Using the include action tag is the same as using the RequestDispatcher. A reference to the RequestDispatcher object can be acquired using the getRequestDispatcher method on the request object. Once we have a reference to the RequestDispatcher object, we call the include method that passes the request and the response objects to actually transfer control to the target.

request.getRequestDispatcher("NavigationVOK.jsp").include(request, response);

Changes to the Include Action Tag
A false value for the flush attribute wasn?t valid in JSP 1.1, but is now valid and is the default value. If the value of the flush attribute is false, the buffer isn?t flushed, giving more control to the source and included pages.

Wrapping Up
Reusing code in a JSP application is easy using either the include directive or the include tag. Both provide similar functionality, but it?s important to understand the differences so you choose the right option as you design your application.

Here?s a recap of the include directive:

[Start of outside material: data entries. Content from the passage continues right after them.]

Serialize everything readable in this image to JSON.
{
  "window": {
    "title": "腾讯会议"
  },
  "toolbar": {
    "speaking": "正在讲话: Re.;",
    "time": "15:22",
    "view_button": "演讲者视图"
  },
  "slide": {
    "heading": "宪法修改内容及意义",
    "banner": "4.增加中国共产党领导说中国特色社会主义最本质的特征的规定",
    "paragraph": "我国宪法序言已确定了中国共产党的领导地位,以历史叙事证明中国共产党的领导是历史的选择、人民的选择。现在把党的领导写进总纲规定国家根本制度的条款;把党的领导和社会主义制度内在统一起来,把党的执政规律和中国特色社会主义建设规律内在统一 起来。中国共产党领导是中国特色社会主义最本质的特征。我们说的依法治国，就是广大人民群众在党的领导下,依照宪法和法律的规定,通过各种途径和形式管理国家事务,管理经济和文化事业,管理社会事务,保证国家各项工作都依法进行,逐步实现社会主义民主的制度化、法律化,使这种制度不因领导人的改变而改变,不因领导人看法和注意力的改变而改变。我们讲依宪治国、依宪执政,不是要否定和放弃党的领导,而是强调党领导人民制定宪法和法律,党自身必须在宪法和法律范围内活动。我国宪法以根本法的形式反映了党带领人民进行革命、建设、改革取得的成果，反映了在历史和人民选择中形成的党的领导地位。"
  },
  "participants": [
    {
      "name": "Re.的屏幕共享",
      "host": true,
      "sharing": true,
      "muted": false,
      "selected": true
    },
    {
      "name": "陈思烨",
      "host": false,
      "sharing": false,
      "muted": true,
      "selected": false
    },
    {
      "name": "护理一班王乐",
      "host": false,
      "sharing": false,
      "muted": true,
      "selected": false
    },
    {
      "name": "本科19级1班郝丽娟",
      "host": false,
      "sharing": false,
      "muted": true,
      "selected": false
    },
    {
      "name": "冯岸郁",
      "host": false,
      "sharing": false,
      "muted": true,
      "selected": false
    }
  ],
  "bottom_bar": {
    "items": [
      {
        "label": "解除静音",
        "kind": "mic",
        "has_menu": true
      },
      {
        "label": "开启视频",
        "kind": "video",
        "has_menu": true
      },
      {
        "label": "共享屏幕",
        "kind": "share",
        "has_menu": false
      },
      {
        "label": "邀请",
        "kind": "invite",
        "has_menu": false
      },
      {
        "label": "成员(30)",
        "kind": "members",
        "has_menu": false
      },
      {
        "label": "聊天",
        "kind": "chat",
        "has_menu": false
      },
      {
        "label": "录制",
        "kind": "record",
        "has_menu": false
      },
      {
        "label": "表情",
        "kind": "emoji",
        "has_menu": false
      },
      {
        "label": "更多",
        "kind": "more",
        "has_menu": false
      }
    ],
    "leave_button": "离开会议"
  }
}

  • Static contents are "included" at compile time.
  • There?s no transfer of control to another page.
  • Using any changes made to an included file requires the source page to be recompiled.
  • You can use variables that are defined in the included file
  • You can?t change which file is included at runtime.
  • The included page is generally a static Web resource (HTML, JSP code).
  • It doesn?t flush the buffer or restrict the page from forwarding the request.
Here?s a recap of the include tag:
  • Generated output is "included" at runtime.
  • Transfers control temporarily to the specified page.
  • Using any changes to the included file doesn?t require a recompile of the source page.
  • You can?t use variables that are defined in the included file.
  • You can change which file is included at runtime.
  • The included page can be any Web resource (static file, CGI, Servlet, JSP).
  • It flushes the buffer and restricts the page from forwarding the request.

More Stories By Michael Barlotta

Michael Barlotta, the director of technology at AEGIS.net Inc., is
recognized as an expert in the industry on Jaguar CTS (EAServer), mentoring clients, and speaking at conferences on the topic. He is the author of several books including Taming Jaguar and Jaguar Development with PowerBuilder 7 (both by Manning Publications).

Comments (0)

Share your thoughts on this story.

Add your comment
You must be signed in to add a comment. Sign-in | Register

In accordance with our Comment Policy, we encourage comments that are on topic, relevant and to-the-point. We will remove comments that include profanity, personal attacks, racial slurs, threats of violence, or other inappropriate material that violates our Terms and Conditions, and will block users who make repeated violations. We ask all readers to expect diversity of opinion and to treat one another with dignity and respect.